As noted above, nighttime toilet training is a step along the continuum of toilet training. Studies have repeatedly shown that restriction of fluids in the evening, repeated child waking by the parents and avoidance of certain foods (other than caffeine) will not accelerate this timeline.

There are children who have not achieved nighttime dryness by 7 years of age. For these individuals, there are several programs/devices that are often helpful. Please read MedicineNet's bedwetting (enuresis) article.

My potty-trained child has regressed. What should I do?

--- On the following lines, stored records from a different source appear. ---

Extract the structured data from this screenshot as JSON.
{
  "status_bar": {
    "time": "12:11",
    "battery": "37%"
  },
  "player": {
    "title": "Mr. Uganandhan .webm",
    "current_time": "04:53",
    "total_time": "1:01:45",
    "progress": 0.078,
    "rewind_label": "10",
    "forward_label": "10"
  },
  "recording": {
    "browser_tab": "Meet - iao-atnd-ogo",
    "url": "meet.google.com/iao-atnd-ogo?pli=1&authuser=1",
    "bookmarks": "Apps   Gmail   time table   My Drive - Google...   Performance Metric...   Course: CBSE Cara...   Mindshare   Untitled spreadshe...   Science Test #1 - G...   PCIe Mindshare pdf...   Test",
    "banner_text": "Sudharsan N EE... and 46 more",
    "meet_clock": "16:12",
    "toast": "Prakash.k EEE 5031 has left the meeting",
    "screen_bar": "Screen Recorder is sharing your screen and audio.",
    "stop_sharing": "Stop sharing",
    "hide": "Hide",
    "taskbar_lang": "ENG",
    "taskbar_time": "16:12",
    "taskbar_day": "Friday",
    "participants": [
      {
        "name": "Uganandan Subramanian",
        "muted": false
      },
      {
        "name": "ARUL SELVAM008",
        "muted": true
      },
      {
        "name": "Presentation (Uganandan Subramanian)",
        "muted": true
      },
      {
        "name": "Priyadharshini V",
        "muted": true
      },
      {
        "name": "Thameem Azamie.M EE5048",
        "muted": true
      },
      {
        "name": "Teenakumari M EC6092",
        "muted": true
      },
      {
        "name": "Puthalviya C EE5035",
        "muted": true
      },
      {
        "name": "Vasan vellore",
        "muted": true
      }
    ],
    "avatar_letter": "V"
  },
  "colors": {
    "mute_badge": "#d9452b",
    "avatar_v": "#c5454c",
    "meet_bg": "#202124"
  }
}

Regression of toilet training skills are commonly encountered and generally are not a cause for alarm. Childhood illness and emotional stress (such as the birth of a new sibling, new day-care facility, a new home, or the mother returning to the work force) may all disrupt the toilet-training process. For the child who suddenly is refusing bowel movements (BMs), parents need to consider whether the child experienced a painful BM or became scared (such as from flushing to toilet while the child was still seated on the commode). Under these circumstances, the child may logically infer that avoiding the bowel movement process will guarantee avoidance of repeating such an experience. If parents notice establishment of such a pattern, they should discuss the issue with their child's pediatrician. Similarly, if the child experiences repeated daytime wetting or nighttime wetting after having been dry for more than six months, this should be brought to the pediatrician's attention. Such events are more likely associated with medical issues and not a "stage."

Tips for successful toilet training

  1. Keep a positive attitude and let that reflect in your interaction with your child during this process.
  2. Keep the child in loose-fitting clothing that is simple to remove.
  3. Keep an extra set of clothing (especially pants) in the car at all times. Accidents will happen. Follow the Boy Scout motto: "Be prepared."
  4. Teach boys to urinate in a seated position. Many parents will reserve the standing position following successful bowel movements in the toilet.
  5. Make bowel movement expulsion an easy task by keeping stools soft by encouraging high-fiber foods and watching for excessive foods that lead to constipation (such as excessive milk/dairy products, large amounts of bananas, large amounts of pasta).
  6. If your child looses interest or resists toilet training, stop and drop back to diapers for a few weeks.

Where can parents find more information about toilet training?

Toilet Training: The Brazelton Way by T. Berry Brazelton, MD, and Joshua D. Sparrow, MD

The American Academy of Pediatrics' Guide to Toilet Training (available at http://www.AAP.org)

The Potty Journey: Guide to Toilet Training Children With Special Needs, Including Autism and Related Disorders by Judith A. Coucouvanis

Medically reviewed by Margaret Walsh, MD; American Board of Pediatrics


"Toilet Training." UpToDate.com.